After its annual cleaning, it’s time to reorganize my home studio. When putting my studio back together, it’s an ideal time to rearrange things, add new items, and get my studio working again. This blog series lets students follow me over the next 30-something days as I set up, solve issues, fix and build what’s needed, get frustrated, and make good and bad decisions to save money. I didn’t take the time to film these videos well; I just wanted to finish setting up my studio, so I grabbed my iPhone and started filming. I had to get my studio up and running as soon as possible for work.
The main issue with redesigning my studio is that I’m trying something new; I’ve changed how I use my studio. I did everything in the box, so I had a computer, computer monitors, a keyboard controller, headphones, and an audio interface. There’s a long story I won’t get into, but my desktop (Mac Pro) operating system was to old and no longer supported by apple. It was then that I started researching hardware synthesizers and stand-alone gear. Over the next few years, I would purchase a Yamaha MODX7, Roland FA06, AKAI Force, Behringer Deep Mind 12, Arturia MiniBrute2, Arturia Drumbrute, Korg Minilogue, Maschine+, and a NI S61 keyboard controller, to add to what I already had.
I had two sets of near-field monitors, a mixing board, and three video monitors to integrate into the system. While I used my synths one at a time on individual tracks, I wanted to start using everything simultaneously. I also wanted to switch the whole studio between sequenced by the computer or AKAI Force with a simple push of a button. I wanted to try something new and experiment with some outboard microphone preamplifiers and compressors, which now meant adding patch bays, first one, then two. Having a well-lit studio is very important when teaching online, so I wanted lots of lighting for the studio’s mood and when teaching. My studio started becoming complicated with five USB hubs, three power conditioners, and more cabling than you can imagine. In addition to that, the room is tiny. The question was how to fit all this in a small room so that everything could be turned on and used yet operate efficiently. These were issues I’d never dealt with before, and some problems I could quickly solve with a larger budget, which I didn’t have.

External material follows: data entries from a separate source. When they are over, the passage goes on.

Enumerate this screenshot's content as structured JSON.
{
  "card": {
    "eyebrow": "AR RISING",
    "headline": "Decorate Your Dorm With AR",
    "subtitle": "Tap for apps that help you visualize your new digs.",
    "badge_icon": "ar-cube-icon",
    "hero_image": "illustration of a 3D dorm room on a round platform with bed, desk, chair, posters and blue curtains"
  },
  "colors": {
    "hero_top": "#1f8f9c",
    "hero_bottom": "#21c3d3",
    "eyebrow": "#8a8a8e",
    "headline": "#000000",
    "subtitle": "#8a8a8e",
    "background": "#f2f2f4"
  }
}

The more equipment you have, the more complicated your studio, and while larger studio setups can be fun, it increases the number of things that can go wrong. Some people prefer a minimal studio with the least amount of gear possible, which I understand entirely. However, if you like fiddling with buttons and knobs, hardware is the way to go; something about it is very satisfying; like playing a real instrument, hardware reacts differently.

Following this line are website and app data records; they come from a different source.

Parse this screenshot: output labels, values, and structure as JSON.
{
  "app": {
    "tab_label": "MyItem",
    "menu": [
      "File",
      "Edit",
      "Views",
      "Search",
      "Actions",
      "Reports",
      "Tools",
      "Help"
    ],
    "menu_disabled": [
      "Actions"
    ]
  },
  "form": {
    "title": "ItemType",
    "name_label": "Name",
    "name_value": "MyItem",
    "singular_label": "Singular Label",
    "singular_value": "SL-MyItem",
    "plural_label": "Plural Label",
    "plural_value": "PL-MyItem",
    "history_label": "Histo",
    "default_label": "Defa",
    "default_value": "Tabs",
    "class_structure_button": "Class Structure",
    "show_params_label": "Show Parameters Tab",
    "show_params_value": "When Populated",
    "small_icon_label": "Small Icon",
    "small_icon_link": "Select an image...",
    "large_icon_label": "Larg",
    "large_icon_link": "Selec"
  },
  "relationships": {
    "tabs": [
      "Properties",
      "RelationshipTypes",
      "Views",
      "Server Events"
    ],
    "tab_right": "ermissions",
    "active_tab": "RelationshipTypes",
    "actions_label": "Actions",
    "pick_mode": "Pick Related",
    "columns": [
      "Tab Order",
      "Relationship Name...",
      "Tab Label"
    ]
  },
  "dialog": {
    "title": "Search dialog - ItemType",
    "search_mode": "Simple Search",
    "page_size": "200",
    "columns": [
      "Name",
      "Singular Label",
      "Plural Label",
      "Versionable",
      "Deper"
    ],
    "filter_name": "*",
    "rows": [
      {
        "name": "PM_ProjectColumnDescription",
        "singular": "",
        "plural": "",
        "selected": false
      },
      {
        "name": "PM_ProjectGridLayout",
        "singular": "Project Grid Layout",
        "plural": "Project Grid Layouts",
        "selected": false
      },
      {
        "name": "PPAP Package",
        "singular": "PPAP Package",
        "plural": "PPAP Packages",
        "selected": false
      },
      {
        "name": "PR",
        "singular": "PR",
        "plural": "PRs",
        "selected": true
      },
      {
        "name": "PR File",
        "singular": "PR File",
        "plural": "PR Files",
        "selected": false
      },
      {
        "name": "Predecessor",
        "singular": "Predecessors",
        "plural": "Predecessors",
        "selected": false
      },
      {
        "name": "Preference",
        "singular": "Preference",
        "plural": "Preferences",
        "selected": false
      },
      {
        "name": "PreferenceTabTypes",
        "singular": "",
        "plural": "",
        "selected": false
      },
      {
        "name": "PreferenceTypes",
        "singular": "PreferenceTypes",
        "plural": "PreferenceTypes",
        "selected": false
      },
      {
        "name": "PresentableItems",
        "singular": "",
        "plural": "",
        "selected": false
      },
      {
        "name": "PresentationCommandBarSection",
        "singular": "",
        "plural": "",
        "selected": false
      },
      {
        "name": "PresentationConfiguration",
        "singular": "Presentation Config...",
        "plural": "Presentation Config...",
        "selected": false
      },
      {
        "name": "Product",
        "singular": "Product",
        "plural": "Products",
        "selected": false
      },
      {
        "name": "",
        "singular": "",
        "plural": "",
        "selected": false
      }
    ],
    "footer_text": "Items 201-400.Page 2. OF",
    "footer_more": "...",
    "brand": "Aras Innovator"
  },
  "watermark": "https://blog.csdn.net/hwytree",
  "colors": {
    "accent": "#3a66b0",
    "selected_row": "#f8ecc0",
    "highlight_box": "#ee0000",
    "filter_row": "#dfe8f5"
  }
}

So be warned, this video series is not a how-to series. It’s simply how I set things up in my studio. I’m sure there are better ways to do these things than how I’ve done them, but I’m thrilled with the result, at least for now. Thanks for reading; I’m just a music teacher having fun; catch ya on the next one.